I went and saw a funny thing today with my friend T. - it is a sort of immersive piece, not entirely unlike one of the games in my new novel, that takes place in a reading room at the NYU library. Though it is a piece about reading, I'm really not the ideal spectator for it - I have thought too much about reading, my opinions are too strong and my knowledge too copious to immerse myself in the experience as I am supposed to! I thought it was better in the idea than in the execution, though again this may be partly due to my own excessive reading speed - they have set it up to accommodate readers of different speed, but they do not really take into account the truly abnormal, which I fear mine is. I wanted the makers of the piece to read Thomas Warton's amazing book about reading, The Logogryph, which I loved and am now keen to revisit.
One of the three books in the pile in front of me - the most interesting thing about the piece, I think, and probably the locus of interest for its makers, is the way it makes you think about the physical position of the reader sitting next to you - was a novel I loathe, in theory and in practice: Jose Saramago's Blindness.
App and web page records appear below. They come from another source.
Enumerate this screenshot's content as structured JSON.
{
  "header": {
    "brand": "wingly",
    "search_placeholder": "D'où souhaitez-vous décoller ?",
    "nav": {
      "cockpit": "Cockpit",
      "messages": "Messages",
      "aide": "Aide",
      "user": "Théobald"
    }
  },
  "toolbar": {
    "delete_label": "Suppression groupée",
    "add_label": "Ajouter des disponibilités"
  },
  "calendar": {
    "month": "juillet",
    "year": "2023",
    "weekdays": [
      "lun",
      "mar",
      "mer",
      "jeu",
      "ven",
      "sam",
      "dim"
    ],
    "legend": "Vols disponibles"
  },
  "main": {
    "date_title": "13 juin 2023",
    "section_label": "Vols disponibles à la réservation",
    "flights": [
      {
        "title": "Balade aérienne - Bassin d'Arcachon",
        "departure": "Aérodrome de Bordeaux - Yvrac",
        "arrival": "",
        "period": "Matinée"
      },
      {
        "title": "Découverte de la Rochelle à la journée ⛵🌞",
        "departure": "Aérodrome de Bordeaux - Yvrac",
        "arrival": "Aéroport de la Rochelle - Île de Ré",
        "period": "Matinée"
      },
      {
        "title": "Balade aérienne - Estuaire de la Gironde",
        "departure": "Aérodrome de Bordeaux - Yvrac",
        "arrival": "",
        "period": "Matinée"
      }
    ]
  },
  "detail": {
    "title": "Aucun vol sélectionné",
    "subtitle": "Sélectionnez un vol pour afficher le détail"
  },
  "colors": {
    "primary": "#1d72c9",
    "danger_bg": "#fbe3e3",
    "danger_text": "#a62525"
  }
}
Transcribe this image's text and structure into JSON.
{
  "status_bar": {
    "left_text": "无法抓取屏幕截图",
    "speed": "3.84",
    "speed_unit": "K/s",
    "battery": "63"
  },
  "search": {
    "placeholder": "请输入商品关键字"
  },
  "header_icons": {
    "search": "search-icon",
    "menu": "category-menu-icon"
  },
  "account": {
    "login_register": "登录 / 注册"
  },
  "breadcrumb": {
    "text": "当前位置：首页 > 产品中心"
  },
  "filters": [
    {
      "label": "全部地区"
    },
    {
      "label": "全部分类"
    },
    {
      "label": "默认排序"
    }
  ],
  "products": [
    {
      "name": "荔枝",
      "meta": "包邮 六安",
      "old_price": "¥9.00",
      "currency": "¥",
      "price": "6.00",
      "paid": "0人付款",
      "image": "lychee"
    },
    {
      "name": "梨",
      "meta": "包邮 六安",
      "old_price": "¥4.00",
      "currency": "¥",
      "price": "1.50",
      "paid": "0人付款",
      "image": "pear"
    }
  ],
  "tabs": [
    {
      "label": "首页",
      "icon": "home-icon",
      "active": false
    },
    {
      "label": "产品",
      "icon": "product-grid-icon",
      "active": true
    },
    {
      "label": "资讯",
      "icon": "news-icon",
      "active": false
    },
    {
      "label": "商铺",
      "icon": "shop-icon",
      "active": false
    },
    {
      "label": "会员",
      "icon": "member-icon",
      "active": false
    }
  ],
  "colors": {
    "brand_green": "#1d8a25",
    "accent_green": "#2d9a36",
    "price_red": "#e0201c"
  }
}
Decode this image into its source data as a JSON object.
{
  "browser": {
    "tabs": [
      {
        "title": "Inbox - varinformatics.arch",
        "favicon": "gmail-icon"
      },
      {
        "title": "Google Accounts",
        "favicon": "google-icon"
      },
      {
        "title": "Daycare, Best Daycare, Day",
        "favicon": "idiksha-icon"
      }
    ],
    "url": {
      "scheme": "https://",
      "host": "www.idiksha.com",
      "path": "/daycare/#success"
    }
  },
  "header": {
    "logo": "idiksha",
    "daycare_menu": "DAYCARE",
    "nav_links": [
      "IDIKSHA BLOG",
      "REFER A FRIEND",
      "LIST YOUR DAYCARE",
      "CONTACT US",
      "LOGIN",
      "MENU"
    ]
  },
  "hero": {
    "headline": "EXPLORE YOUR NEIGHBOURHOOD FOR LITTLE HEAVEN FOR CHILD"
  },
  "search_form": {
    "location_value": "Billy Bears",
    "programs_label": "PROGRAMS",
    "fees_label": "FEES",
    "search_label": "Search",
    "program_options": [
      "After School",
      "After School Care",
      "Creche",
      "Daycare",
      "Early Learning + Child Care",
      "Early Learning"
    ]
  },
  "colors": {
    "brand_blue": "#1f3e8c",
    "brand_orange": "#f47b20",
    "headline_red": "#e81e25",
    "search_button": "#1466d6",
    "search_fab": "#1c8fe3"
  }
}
I had time to read much more of it than I think I was intended to.
(With the thought running in the back of my head, about the notebook with text produced by the piece's "authors" - "There are many typos on p. 35!" At various times the recorded text coming in through the ears was at odds in ways minor to moderate from the printed text one was asked to find and follow, but I could not imagine that they had deliberately misspelled those words on that page. It was highly distracting.)